3. A baseball cap “clinically proven to regrow hair” (MSRP $799)

4. An ad featuring (a) two sterile beach lounge chairs under an ivory white beach umbrella, (b) a
luxurious (and sterile) pool area fenced neatly off from the ocean, and (c) the slogan “Life is an adventure #startliving”. My guess is they ran out of tweet space for #mygoddontgetanysandonyou

5. The Flexispot, a fixture for your desk that raises and lowers your PC, laptop, monitor and keyboard so you can sit and stand in turns throughout the day as you fuck around on facebook

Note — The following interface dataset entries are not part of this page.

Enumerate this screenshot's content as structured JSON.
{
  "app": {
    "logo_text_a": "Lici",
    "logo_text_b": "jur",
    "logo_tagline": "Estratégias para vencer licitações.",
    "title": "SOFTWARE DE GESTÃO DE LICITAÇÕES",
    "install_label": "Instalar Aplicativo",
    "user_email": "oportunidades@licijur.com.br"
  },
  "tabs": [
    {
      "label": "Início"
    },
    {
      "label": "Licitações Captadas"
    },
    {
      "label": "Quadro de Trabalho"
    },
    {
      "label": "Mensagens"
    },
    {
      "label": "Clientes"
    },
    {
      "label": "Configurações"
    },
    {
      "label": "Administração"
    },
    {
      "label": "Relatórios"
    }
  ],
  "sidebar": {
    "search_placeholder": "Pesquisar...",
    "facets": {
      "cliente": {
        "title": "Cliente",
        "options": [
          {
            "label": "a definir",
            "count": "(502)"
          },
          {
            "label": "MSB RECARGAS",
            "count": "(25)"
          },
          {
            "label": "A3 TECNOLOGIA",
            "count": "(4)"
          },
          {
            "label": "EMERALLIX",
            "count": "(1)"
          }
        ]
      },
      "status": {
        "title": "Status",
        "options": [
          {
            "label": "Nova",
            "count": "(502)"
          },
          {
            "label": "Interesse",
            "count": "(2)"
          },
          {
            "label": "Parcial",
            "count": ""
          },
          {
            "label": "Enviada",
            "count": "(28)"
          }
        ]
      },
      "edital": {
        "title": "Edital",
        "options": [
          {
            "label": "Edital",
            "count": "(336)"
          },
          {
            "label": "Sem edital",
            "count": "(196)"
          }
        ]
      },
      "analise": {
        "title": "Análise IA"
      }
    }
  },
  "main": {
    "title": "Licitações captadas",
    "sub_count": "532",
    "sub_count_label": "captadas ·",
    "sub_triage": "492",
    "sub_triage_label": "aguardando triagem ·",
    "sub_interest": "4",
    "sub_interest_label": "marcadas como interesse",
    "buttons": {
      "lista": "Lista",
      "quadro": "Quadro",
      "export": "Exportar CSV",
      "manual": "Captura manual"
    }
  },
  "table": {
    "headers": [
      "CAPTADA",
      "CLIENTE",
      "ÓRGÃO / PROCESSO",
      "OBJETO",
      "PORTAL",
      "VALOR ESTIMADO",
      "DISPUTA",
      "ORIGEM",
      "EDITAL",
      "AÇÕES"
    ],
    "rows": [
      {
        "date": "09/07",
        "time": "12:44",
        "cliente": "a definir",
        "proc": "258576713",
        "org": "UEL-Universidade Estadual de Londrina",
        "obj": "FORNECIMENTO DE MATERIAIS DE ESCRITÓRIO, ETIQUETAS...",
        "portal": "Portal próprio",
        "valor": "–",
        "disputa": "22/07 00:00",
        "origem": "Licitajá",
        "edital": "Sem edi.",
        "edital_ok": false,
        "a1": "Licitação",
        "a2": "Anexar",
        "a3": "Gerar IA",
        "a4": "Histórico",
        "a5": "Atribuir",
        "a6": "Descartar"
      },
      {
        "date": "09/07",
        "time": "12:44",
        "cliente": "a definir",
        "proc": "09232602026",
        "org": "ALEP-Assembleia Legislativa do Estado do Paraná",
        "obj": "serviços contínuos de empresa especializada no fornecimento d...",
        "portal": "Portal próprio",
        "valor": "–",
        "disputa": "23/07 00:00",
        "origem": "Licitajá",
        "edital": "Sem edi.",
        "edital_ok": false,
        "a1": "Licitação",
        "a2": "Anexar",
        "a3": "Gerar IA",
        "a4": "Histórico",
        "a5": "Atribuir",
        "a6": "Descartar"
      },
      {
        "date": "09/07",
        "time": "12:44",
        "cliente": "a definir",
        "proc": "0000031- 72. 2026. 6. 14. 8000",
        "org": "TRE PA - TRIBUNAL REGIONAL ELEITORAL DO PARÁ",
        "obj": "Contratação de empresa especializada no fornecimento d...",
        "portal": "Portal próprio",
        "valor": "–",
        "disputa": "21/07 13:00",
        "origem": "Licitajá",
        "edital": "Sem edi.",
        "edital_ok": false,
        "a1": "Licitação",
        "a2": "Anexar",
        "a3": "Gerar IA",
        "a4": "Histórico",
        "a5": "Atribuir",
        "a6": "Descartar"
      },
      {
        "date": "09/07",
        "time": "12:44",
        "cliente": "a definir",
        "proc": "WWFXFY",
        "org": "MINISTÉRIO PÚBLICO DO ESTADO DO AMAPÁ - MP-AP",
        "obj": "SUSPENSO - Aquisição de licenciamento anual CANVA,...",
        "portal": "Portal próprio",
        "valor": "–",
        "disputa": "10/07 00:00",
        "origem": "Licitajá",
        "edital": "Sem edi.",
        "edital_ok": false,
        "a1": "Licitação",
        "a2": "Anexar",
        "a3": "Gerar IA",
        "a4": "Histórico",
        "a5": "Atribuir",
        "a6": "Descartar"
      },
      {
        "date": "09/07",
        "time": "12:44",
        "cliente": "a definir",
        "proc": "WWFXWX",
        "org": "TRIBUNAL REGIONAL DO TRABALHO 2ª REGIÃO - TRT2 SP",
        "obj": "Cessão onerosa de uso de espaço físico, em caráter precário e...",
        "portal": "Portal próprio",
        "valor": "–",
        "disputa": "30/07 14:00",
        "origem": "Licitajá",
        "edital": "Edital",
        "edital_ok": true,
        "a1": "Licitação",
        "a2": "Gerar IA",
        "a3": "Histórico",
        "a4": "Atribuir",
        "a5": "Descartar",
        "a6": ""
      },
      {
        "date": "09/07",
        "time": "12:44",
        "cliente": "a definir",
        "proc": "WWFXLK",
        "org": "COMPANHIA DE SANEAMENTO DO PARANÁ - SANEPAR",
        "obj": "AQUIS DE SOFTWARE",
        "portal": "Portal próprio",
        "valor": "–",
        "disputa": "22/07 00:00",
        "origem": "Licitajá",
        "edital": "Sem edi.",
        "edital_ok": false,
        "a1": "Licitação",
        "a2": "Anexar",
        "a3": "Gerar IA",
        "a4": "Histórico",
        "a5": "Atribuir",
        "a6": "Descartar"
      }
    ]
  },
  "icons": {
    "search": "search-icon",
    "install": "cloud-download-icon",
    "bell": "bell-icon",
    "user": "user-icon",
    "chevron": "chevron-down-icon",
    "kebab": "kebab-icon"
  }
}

6. An ad for something called a wurfboard which is to the Flexispot what a cover is to a smartphone: not necessary, but how uncool if you don’t have one, are you too poor or something?

7. An ad for “The King of Craft Soda” – a suspiciously self-ascribed title if you ask me

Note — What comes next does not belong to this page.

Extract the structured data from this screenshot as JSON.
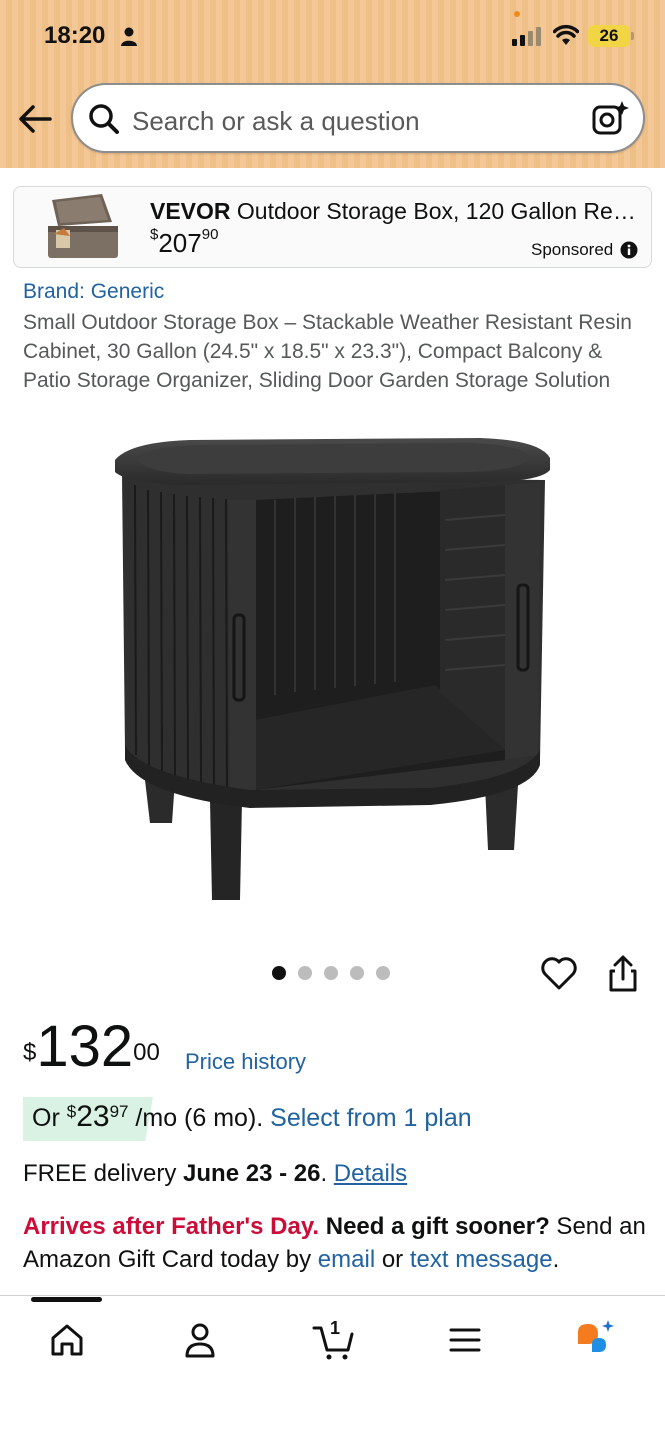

8. A short piece on “The rich and varied language of the Indian tumbler pigeon”

9. An astounding piece on a school in Iceland where you can learn about elves – and the equally-astounding revelation that people will shell out $55 to attend for one day

10. And a New York Times crossword puzzle that (god damn it) I will finish someday.
 
Answer to Question 4 on the Elf School Final Exam: "You can find them hiding behind rocks."

On the page facing the crossword

is an ad for Utah’s Red Mountain Resort. I am entirely uninterested in their world-class wellness programs and once-in-a-lifetime guided adventures. But the sight of two people hiking the path along the foot of an expanse of massive burnt-orange sandstone cliffs remind me that the world is a beautiful place and I need to get out into it more.

So I will pass on the “Must Have Products of 2017” featured on pages 64 & 65. I’ll pass on the tennis ball launcher that plays fetch with my dog so I don’t have to. I’ll pass on the treat-throwing machine with remote-access camera so I can check in with my pet whenever I like. And I will certainly pass on the doorknob thing for the back of my smartphone so I can take selfies with unwavering confidence.

But I may someday decide to go check out Mexico City.

#keepliving